=== Records to use ===

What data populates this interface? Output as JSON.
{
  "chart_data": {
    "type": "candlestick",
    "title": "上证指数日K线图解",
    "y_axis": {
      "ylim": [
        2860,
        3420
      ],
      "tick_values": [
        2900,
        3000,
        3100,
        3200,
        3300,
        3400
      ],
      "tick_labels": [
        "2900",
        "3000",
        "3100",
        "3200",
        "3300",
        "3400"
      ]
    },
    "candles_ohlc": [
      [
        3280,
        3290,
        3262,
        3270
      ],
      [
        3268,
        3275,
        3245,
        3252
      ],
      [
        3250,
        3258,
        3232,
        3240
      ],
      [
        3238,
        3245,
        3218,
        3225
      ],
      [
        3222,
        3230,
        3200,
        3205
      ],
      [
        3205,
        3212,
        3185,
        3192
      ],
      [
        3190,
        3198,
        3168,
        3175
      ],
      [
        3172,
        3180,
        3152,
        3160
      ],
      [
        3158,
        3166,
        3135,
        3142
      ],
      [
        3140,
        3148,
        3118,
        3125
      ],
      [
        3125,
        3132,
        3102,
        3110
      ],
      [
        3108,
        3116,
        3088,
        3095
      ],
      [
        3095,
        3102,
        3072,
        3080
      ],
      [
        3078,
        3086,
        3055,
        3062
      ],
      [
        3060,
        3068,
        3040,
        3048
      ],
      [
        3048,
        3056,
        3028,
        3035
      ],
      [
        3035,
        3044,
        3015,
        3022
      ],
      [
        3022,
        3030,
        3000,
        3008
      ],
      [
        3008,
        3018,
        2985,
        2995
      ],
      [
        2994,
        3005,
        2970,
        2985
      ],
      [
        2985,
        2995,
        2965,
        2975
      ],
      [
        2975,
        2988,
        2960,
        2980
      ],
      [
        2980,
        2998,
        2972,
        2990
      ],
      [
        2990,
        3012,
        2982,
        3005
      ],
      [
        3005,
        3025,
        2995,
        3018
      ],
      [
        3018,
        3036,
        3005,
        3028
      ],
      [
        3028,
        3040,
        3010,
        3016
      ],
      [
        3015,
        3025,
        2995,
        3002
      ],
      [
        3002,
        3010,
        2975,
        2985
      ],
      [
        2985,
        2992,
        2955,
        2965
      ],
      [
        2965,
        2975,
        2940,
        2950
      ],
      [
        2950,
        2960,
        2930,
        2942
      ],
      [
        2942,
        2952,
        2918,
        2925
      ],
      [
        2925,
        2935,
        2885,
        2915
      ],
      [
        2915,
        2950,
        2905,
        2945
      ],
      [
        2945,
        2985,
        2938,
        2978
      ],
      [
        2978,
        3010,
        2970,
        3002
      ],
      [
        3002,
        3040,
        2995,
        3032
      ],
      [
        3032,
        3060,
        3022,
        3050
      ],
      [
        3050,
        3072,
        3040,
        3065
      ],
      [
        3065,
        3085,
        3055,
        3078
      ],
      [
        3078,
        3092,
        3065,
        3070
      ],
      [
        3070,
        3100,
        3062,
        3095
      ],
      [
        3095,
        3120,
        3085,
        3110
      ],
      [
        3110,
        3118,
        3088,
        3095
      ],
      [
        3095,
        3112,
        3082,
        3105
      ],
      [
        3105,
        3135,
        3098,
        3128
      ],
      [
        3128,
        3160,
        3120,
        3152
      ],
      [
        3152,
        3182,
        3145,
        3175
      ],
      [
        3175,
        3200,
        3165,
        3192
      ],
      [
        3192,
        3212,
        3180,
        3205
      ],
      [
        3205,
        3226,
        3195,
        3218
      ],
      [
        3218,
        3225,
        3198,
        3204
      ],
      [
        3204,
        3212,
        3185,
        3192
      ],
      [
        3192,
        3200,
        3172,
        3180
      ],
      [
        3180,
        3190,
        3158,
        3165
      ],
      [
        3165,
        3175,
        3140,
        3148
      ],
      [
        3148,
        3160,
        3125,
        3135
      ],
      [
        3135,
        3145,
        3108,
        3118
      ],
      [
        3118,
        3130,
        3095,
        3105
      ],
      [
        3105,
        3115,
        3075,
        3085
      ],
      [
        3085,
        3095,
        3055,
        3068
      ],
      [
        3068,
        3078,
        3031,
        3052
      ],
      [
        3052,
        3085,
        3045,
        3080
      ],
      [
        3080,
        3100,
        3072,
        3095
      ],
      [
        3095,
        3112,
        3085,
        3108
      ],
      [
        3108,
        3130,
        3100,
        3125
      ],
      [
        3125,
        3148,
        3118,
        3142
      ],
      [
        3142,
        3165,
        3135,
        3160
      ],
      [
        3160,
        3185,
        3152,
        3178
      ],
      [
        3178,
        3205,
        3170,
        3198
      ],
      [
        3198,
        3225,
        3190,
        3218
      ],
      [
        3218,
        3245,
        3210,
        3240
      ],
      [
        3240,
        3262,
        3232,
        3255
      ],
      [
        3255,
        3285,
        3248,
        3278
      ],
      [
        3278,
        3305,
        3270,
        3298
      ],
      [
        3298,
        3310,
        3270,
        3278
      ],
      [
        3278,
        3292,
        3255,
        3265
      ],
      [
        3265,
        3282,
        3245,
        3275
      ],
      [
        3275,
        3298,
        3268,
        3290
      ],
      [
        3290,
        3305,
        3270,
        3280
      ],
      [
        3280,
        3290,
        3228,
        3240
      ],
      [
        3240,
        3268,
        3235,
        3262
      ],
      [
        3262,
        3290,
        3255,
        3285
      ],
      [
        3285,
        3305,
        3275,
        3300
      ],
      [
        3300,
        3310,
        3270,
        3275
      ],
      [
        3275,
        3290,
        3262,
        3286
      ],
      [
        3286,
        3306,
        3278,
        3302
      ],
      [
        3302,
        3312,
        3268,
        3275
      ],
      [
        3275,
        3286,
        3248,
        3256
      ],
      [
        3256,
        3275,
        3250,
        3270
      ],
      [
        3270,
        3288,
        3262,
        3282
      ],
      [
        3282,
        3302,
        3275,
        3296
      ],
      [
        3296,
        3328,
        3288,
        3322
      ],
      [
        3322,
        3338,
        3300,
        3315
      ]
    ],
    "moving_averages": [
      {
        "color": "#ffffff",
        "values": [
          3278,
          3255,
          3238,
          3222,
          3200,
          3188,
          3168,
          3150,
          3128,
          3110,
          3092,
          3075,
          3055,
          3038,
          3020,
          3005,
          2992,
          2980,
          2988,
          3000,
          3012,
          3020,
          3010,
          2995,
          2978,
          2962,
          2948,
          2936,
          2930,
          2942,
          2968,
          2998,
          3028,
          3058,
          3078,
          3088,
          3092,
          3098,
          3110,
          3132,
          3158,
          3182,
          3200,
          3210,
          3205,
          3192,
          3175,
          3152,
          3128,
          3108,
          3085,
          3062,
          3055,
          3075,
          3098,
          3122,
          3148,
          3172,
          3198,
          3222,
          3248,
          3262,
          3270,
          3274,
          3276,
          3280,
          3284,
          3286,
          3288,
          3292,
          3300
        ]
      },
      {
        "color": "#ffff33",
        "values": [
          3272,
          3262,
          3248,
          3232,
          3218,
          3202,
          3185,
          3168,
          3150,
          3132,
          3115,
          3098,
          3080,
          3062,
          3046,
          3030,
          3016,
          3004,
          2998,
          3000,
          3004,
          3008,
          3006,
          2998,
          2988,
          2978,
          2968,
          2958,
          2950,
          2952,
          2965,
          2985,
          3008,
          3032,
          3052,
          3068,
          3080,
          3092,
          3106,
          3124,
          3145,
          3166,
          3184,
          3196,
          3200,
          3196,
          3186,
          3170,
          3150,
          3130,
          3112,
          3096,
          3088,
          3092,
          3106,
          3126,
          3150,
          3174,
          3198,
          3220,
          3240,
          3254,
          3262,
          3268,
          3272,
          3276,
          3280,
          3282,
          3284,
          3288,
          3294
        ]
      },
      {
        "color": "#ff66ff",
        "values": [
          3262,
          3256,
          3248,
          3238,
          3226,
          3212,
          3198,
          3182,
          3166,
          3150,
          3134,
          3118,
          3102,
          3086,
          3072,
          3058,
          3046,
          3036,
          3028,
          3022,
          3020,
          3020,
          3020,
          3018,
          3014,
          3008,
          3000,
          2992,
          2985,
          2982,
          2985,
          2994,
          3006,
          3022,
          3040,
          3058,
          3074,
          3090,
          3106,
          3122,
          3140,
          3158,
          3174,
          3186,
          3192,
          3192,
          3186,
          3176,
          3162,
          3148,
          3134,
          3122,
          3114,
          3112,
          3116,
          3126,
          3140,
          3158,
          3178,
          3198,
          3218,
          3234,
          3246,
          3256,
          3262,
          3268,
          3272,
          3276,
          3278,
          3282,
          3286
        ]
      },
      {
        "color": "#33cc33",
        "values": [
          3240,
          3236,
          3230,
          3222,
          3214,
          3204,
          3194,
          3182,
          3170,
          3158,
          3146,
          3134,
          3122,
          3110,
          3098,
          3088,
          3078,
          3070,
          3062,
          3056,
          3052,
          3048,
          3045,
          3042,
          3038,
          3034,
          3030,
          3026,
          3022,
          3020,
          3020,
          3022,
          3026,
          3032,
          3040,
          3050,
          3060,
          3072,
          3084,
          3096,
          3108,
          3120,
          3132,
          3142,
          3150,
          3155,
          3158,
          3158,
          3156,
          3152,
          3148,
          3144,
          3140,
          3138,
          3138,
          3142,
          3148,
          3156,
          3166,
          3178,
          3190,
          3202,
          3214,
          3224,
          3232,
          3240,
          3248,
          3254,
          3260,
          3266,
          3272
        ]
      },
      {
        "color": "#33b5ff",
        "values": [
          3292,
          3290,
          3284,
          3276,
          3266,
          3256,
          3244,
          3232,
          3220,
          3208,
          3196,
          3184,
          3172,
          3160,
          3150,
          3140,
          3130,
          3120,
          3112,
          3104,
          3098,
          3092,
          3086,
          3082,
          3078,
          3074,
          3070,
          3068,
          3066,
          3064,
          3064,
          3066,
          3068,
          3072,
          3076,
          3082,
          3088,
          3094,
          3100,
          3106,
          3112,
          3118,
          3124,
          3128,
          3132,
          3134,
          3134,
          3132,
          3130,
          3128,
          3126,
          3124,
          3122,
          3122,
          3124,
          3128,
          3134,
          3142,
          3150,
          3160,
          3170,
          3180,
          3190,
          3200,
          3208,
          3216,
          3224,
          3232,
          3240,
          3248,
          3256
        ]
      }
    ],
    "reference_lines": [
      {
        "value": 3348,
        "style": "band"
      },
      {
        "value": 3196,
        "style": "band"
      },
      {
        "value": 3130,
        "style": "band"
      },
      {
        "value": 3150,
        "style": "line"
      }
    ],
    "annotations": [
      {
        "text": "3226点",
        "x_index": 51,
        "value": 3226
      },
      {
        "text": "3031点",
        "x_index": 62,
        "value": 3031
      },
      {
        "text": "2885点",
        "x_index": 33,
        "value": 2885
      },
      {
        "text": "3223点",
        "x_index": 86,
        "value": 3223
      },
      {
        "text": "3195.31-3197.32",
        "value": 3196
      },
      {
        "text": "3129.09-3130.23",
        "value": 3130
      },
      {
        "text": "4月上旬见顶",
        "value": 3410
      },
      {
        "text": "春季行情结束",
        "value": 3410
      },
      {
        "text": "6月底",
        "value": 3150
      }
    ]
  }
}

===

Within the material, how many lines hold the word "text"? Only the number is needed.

9